Marketing, for managers of beef cattle enterprises, means two things. First, it is using market information, such as prices and trends, to direct the farm and provide information for good management decisions. For example, if black-hided cattle top the market, the manager should decide if the market premium justifies a production system that will produce black calves for sale. The second purpose of marketing is to get the most out of the cattle that are sold and to pay the least for cattle and other purchased inputs. This must take into account both immediate and long-term needs. It must also recognize that price is only one part of the equation. Paying a low price for replacement heifers may be a bad decision if the quality does not match your needs. Of course, all of this depends on the effective working of the cattle and beef marketplace, so that is the starting point.
Marketing of products to consumers has a slightly different definition, according to www.businessdictionary.com.
The management process through which goods and services move from concept to the customer. It includes the coordination of four elements called the 4 P’s of marketing:
- identification, selection and development of a product,
- determination of its price,
- selection of a distribution channel to reach the customer’s place, and
- development and implementation of a promotional strategy.
Marketing is based on thinking about the business in terms of customer needs and their satisfaction.
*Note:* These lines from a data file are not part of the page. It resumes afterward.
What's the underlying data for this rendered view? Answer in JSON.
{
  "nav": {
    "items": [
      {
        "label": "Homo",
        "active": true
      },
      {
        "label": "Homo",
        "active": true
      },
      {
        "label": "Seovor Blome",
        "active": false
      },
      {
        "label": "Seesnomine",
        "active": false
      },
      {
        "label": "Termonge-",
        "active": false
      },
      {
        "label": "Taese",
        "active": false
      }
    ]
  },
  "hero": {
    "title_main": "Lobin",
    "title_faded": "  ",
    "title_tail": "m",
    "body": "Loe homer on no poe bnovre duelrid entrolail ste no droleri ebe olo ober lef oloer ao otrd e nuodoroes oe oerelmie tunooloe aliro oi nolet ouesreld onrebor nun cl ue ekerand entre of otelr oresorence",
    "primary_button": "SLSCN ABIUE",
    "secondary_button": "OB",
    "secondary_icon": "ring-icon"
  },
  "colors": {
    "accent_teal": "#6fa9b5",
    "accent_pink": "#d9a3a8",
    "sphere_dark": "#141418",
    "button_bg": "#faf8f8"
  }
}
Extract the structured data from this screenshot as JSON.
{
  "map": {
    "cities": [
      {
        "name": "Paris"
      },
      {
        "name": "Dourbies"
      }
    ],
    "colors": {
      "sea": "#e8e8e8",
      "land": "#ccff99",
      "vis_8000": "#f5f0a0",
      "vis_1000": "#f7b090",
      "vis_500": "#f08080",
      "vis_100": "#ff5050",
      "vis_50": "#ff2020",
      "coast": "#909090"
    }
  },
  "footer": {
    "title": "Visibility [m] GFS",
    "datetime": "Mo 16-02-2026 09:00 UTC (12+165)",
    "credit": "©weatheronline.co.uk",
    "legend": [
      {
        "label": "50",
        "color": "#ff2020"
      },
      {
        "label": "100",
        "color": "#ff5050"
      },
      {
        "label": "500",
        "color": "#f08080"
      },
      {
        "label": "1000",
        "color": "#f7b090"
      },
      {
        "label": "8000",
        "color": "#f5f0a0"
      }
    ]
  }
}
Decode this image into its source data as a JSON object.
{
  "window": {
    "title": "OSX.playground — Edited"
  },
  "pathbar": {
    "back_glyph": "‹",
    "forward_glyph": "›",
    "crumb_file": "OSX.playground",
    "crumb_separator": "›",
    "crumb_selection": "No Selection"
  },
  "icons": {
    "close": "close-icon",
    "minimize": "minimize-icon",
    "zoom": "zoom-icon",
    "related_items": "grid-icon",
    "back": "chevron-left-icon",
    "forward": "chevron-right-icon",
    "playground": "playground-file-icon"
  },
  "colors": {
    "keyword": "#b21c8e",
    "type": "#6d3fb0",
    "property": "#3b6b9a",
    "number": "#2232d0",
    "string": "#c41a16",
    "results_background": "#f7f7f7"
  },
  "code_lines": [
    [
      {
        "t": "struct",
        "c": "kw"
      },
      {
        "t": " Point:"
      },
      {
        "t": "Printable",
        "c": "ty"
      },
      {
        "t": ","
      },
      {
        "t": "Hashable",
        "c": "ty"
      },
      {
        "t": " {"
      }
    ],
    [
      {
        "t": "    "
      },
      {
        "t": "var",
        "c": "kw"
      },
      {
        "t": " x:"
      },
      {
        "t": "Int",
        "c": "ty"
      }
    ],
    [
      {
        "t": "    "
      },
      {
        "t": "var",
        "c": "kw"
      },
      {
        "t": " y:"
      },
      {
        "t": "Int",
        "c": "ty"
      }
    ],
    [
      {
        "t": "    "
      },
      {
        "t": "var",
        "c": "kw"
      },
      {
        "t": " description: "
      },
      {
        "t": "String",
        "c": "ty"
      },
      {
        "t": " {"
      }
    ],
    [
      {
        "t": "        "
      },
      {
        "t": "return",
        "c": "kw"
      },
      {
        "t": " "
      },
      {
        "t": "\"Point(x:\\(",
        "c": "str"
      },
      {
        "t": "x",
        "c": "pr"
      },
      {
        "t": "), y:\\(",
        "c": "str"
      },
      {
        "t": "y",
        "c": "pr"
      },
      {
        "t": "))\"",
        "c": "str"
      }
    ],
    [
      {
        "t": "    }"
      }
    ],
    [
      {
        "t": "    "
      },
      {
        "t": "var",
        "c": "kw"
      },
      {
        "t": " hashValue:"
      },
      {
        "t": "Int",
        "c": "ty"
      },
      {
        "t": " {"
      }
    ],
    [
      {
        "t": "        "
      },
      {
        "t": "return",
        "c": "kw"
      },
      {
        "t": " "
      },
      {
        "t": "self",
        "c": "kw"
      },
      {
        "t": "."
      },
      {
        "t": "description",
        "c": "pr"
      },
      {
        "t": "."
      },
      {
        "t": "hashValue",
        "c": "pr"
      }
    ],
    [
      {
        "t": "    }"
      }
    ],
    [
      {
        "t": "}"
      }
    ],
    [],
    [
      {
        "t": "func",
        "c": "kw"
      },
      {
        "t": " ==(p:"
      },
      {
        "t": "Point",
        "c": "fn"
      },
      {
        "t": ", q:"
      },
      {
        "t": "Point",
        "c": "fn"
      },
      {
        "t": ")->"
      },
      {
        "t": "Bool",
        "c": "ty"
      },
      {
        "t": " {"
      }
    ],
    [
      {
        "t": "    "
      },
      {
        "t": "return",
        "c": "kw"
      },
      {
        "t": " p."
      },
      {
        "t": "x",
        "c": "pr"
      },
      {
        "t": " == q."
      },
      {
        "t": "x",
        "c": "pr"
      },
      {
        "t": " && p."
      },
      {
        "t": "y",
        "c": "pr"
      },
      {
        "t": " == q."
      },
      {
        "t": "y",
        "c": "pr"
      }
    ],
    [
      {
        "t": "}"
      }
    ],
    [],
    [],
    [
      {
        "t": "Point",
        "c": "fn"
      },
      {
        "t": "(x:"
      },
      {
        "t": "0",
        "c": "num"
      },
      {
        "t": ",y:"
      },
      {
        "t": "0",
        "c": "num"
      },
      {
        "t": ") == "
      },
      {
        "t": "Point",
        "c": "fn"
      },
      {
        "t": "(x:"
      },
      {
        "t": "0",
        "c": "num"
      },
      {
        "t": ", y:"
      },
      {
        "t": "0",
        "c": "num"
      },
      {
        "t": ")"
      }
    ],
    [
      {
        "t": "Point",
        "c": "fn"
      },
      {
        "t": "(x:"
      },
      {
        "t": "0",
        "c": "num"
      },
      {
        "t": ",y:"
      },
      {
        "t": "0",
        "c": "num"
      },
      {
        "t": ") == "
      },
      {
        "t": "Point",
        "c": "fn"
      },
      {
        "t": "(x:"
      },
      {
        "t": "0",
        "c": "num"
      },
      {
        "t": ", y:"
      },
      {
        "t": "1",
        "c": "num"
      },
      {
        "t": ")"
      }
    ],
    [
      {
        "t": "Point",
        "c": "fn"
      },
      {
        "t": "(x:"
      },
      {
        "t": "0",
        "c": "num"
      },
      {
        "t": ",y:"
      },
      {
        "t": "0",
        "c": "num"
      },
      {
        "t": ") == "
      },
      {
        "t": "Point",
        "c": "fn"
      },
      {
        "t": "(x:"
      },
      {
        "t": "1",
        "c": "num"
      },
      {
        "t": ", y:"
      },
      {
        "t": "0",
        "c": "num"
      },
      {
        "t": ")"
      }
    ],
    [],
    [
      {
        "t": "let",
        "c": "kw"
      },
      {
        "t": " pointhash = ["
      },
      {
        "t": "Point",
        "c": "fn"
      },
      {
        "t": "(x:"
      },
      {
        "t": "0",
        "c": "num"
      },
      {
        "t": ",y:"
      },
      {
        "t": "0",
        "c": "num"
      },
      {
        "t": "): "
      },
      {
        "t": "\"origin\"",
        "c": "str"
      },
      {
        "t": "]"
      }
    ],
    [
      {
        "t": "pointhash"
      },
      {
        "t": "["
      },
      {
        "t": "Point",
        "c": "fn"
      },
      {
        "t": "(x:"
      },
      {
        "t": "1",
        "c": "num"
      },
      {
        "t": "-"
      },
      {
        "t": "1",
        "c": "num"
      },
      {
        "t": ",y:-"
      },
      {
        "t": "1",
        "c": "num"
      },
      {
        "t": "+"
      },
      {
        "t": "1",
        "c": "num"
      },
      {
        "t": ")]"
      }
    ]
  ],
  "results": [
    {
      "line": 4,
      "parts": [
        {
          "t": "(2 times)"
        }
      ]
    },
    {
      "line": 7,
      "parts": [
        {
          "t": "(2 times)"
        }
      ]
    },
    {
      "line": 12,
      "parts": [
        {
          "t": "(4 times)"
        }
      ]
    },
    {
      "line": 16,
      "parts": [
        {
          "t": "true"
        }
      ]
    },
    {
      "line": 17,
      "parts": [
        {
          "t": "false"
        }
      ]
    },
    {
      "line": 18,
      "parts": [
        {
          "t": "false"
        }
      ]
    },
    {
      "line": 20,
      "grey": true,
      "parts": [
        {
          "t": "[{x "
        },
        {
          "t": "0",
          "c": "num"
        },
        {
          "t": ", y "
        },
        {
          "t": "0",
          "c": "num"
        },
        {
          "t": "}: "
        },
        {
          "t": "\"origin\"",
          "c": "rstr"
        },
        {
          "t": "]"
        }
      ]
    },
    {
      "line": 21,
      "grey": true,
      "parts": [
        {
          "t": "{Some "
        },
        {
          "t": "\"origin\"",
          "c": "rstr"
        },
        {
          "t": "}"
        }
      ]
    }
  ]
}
Marketing differs from selling because (in the words of Harvard Business School’s retired professor of marketing Theodore C. Levitt) “Selling concerns itself with the tricks and techniques of getting people to exchange their cash for your product. It is not concerned with the values that the exchange is all about. And it does not, as marketing invariably does, view the entire business process as consisting of a tightly integrated effort to discover, create, arouse and satisfy customer needs.” In other words, marketing has less to do with getting customers to pay for your product than it does developing a demand for that product and fulfilling the customer’s needs.
According to www.businessdictionary.com, selling is “The last step in the chain of commerce where a buyer exchanges cash for a seller’s good or service, or the activity of trying to bring this about.”
“Questions for Startup Stocker Operators” is excerpted from the September 2017 issue of The Cattleman magazine.